(Problem to work on) Gather all lines in the data that hold the string "Устюгский".
########
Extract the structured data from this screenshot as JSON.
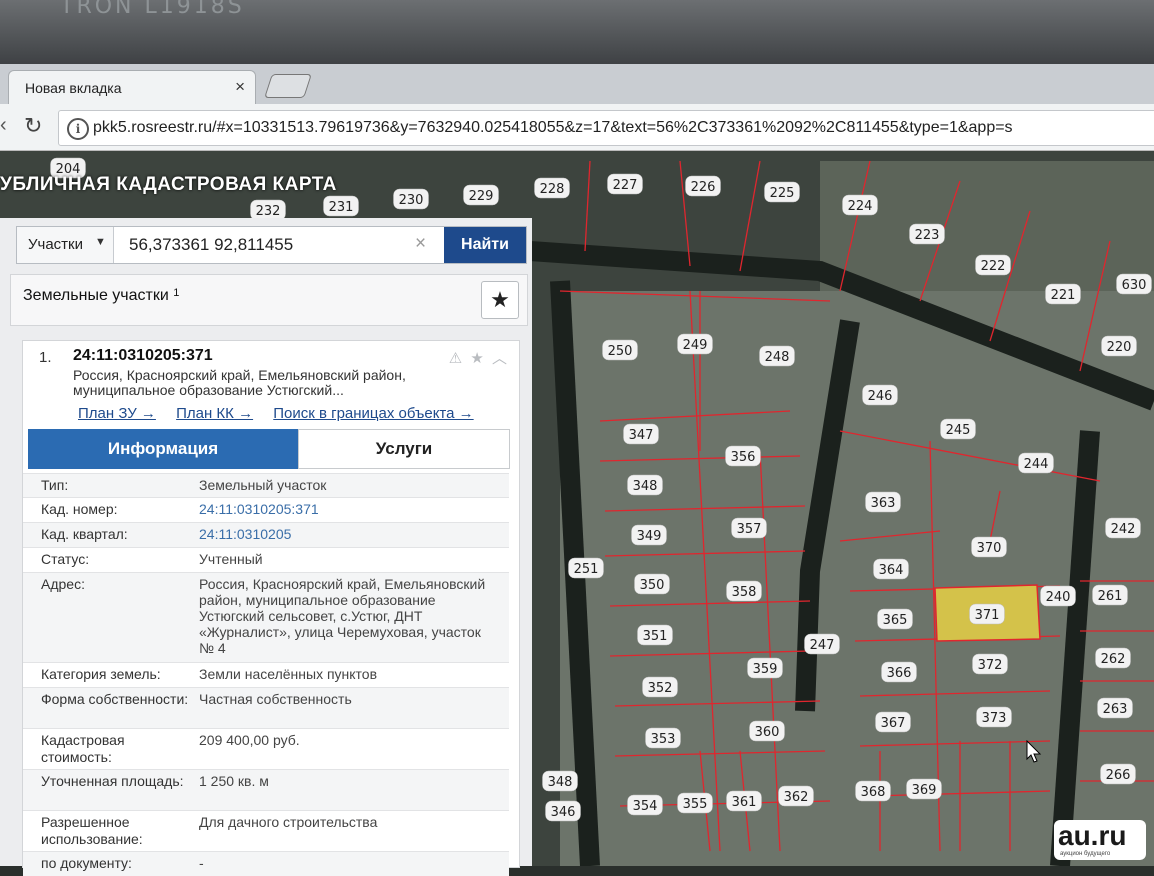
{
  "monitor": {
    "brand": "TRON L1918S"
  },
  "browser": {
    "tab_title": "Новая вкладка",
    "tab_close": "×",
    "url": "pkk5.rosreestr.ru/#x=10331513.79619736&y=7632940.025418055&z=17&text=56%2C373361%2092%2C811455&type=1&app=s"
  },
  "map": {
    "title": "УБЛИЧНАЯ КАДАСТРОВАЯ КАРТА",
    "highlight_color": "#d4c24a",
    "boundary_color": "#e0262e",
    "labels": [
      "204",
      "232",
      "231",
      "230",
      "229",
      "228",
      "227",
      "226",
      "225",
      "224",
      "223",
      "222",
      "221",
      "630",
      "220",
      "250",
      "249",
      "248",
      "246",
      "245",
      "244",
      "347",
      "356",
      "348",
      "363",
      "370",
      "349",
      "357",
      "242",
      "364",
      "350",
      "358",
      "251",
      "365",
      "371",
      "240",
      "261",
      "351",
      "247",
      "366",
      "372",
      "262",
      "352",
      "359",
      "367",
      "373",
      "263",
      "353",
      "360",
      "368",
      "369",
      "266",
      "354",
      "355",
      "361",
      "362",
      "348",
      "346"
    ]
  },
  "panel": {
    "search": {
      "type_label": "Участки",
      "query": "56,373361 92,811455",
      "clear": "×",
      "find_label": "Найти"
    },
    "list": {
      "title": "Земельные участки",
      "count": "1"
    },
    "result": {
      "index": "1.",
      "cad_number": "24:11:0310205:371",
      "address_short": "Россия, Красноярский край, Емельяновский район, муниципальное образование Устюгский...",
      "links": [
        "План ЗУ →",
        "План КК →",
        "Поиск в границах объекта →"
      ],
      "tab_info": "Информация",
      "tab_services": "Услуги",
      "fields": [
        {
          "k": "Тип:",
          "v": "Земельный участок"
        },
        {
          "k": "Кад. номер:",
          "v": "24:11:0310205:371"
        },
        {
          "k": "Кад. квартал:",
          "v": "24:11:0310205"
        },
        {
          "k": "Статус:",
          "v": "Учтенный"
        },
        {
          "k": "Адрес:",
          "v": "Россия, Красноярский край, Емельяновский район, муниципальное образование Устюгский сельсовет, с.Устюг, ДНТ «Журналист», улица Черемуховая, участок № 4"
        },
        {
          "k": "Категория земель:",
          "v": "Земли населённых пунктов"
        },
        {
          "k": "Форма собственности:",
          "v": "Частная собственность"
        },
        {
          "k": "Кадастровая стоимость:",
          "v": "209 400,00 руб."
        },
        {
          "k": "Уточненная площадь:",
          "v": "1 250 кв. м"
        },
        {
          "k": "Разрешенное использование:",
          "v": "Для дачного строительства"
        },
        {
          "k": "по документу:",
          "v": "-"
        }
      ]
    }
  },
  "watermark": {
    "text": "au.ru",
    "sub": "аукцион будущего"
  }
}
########
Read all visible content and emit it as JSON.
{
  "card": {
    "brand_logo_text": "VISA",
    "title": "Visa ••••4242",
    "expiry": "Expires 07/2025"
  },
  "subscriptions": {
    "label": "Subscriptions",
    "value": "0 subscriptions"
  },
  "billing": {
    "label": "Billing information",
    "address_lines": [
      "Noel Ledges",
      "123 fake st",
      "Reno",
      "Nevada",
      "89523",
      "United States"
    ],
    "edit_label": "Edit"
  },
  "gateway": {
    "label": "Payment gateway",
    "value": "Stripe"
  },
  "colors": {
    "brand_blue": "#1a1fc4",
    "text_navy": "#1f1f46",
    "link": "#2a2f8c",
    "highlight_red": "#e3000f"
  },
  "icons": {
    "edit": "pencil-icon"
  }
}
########
(Completed task)
      "address_short": "Россия, Красноярский край, Емельяновский район, муниципальное образование Устюгский...",
          "v": "Россия, Красноярский край, Емельяновский район, муниципальное образование Устюгский сельсовет, с.Устюг, ДНТ «Журналист», улица Черемуховая, участок № 4"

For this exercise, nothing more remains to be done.